= PROBLEM DESCRIPTION =
Every entry below needs to be printed again exactly, with its pictures left out.

Records excerpted from a collection:
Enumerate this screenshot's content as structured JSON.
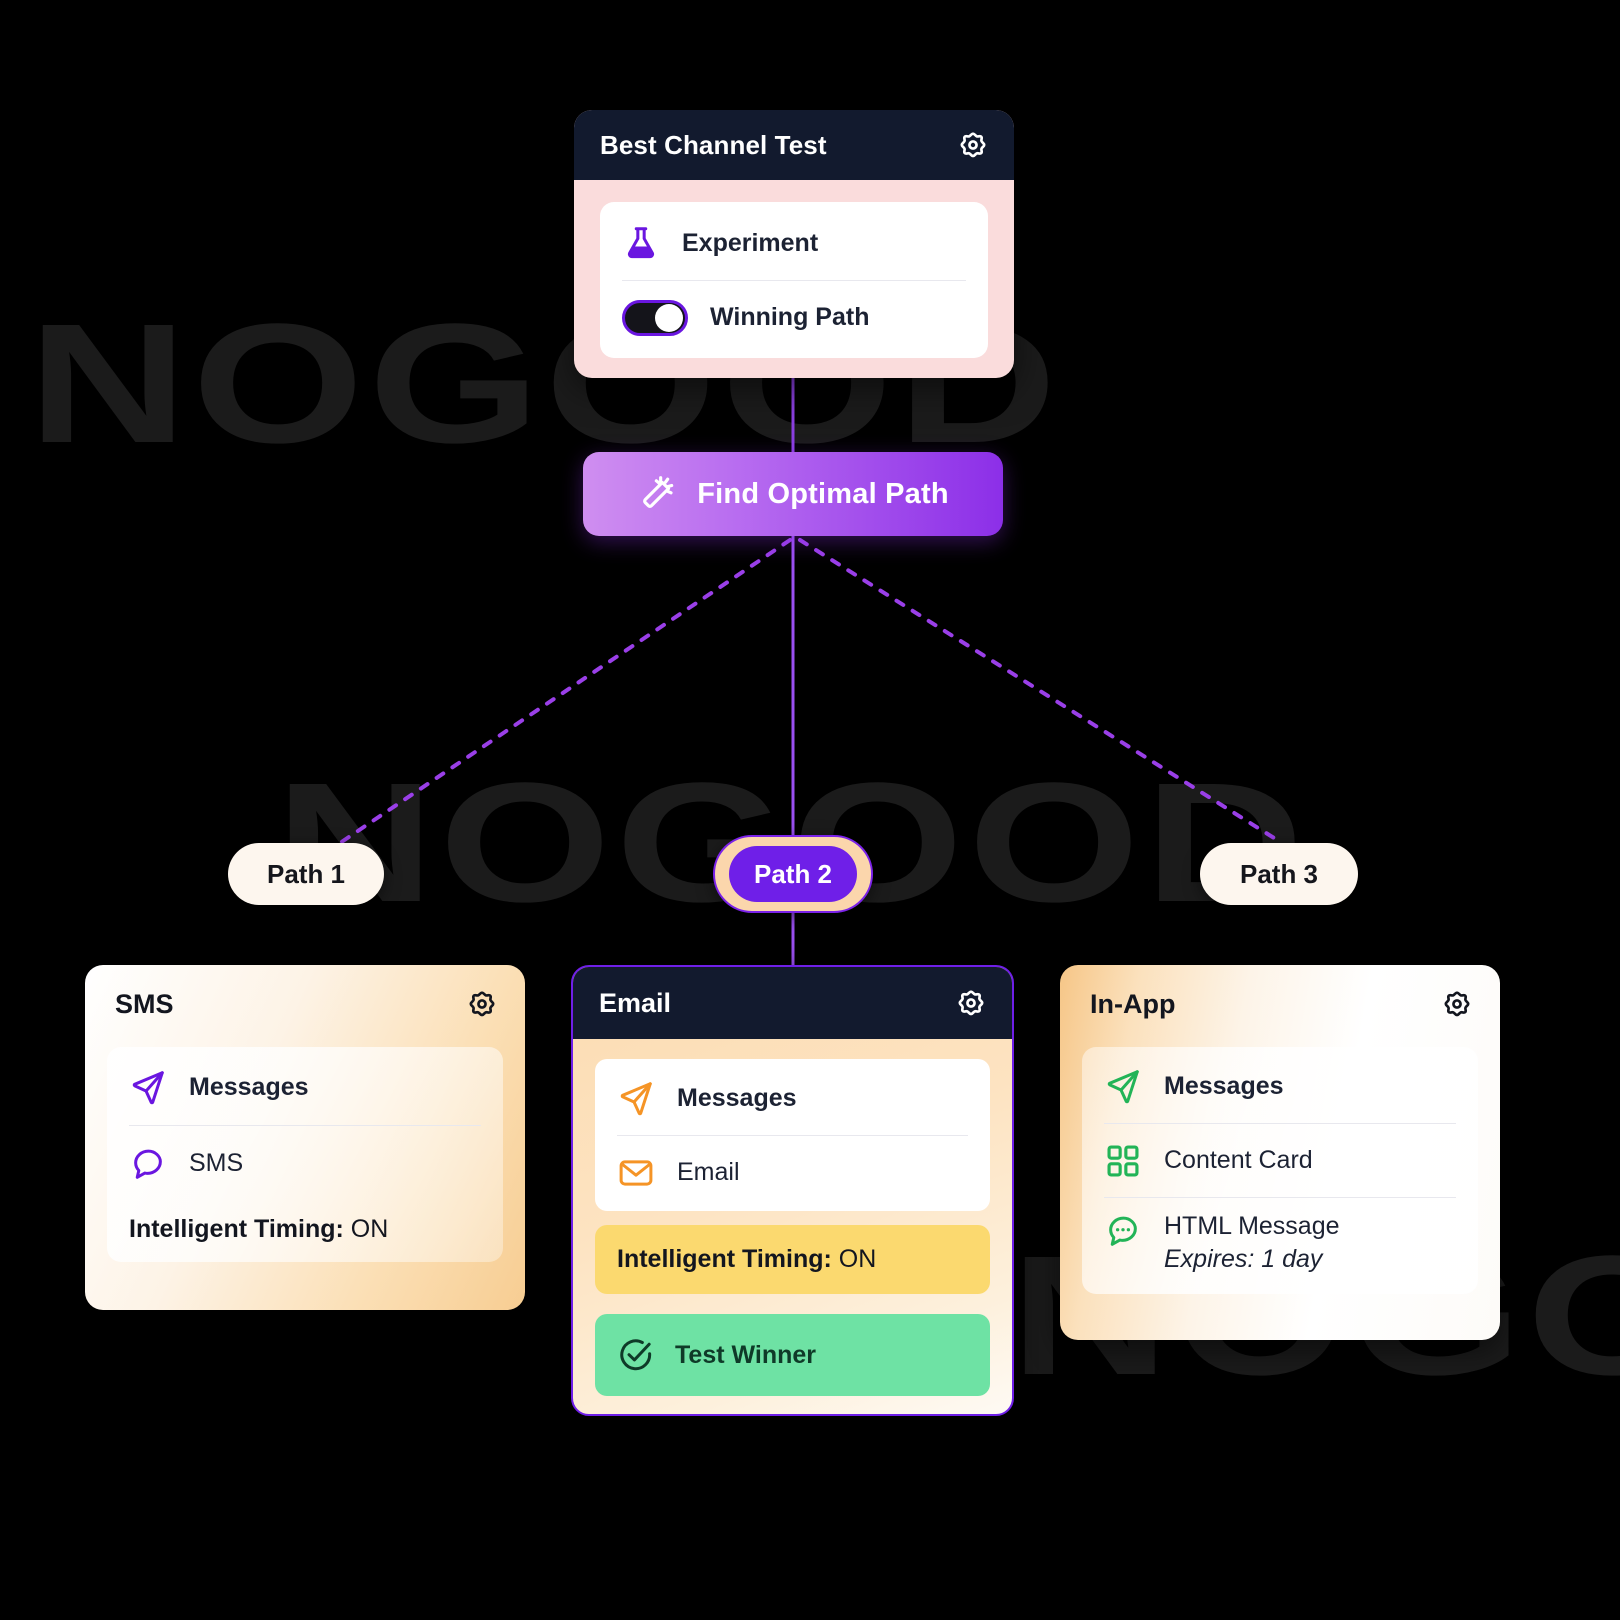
{
  "watermarks": {
    "text": "NOGOOD",
    "count": 3
  },
  "test_card": {
    "title": "Best Channel Test",
    "gear_icon": "gear-icon",
    "rows": [
      {
        "icon": "flask-icon",
        "label": "Experiment"
      },
      {
        "icon": "toggle-switch",
        "label": "Winning Path"
      }
    ]
  },
  "optimal_button": {
    "label": "Find Optimal Path",
    "icon": "magic-wand-icon",
    "accent_from": "#cf8ef0",
    "accent_to": "#8c2fe8"
  },
  "paths": [
    {
      "label": "Path 1",
      "selected": false
    },
    {
      "label": "Path 2",
      "selected": true
    },
    {
      "label": "Path 3",
      "selected": false
    }
  ],
  "sms_card": {
    "title": "SMS",
    "gear_icon": "gear-icon",
    "rows": [
      {
        "icon": "send-icon",
        "label": "Messages"
      },
      {
        "icon": "chat-bubble-icon",
        "label": "SMS"
      }
    ],
    "timing_label": "Intelligent Timing:",
    "timing_value": "ON",
    "accent": "#6a16e0"
  },
  "email_card": {
    "title": "Email",
    "gear_icon": "gear-icon",
    "rows": [
      {
        "icon": "send-icon",
        "label": "Messages"
      },
      {
        "icon": "envelope-icon",
        "label": "Email"
      }
    ],
    "timing_label": "Intelligent Timing:",
    "timing_value": "ON",
    "winner_label": "Test Winner",
    "winner_icon": "check-circle-icon",
    "accent": "#f59426",
    "border": "#6f1fe8"
  },
  "inapp_card": {
    "title": "In-App",
    "gear_icon": "gear-icon",
    "rows": [
      {
        "icon": "send-icon",
        "label": "Messages"
      },
      {
        "icon": "grid-icon",
        "label": "Content Card"
      }
    ],
    "html_message_label": "HTML Message",
    "html_message_icon": "chat-dots-icon",
    "expires_label": "Expires: 1 day",
    "accent": "#22b457"
  }
}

= EXERCISE RESPONSE =
Enumerate this screenshot's content as structured JSON.
{
  "watermarks": {
    "text": "NOGOOD",
    "count": 3
  },
  "test_card": {
    "title": "Best Channel Test",
    "gear_icon": "gear-icon",
    "rows": [
      {
        "icon": "flask-icon",
        "label": "Experiment"
      },
      {
        "icon": "toggle-switch",
        "label": "Winning Path"
      }
    ]
  },
  "optimal_button": {
    "label": "Find Optimal Path",
    "icon": "magic-wand-icon",
    "accent_from": "#cf8ef0",
    "accent_to": "#8c2fe8"
  },
  "paths": [
    {
      "label": "Path 1",
      "selected": false
    },
    {
      "label": "Path 2",
      "selected": true
    },
    {
      "label": "Path 3",
      "selected": false
    }
  ],
  "sms_card": {
    "title": "SMS",
    "gear_icon": "gear-icon",
    "rows": [
      {
        "icon": "send-icon",
        "label": "Messages"
      },
      {
        "icon": "chat-bubble-icon",
        "label": "SMS"
      }
    ],
    "timing_label": "Intelligent Timing:",
    "timing_value": "ON",
    "accent": "#6a16e0"
  },
  "email_card": {
    "title": "Email",
    "gear_icon": "gear-icon",
    "rows": [
      {
        "icon": "send-icon",
        "label": "Messages"
      },
      {
        "icon": "envelope-icon",
        "label": "Email"
      }
    ],
    "timing_label": "Intelligent Timing:",
    "timing_value": "ON",
    "winner_label": "Test Winner",
    "winner_icon": "check-circle-icon",
    "accent": "#f59426",
    "border": "#6f1fe8"
  },
  "inapp_card": {
    "title": "In-App",
    "gear_icon": "gear-icon",
    "rows": [
      {
        "icon": "send-icon",
        "label": "Messages"
      },
      {
        "icon": "grid-icon",
        "label": "Content Card"
      }
    ],
    "html_message_label": "HTML Message",
    "html_message_icon": "chat-dots-icon",
    "expires_label": "Expires: 1 day",
    "accent": "#22b457"
  }
}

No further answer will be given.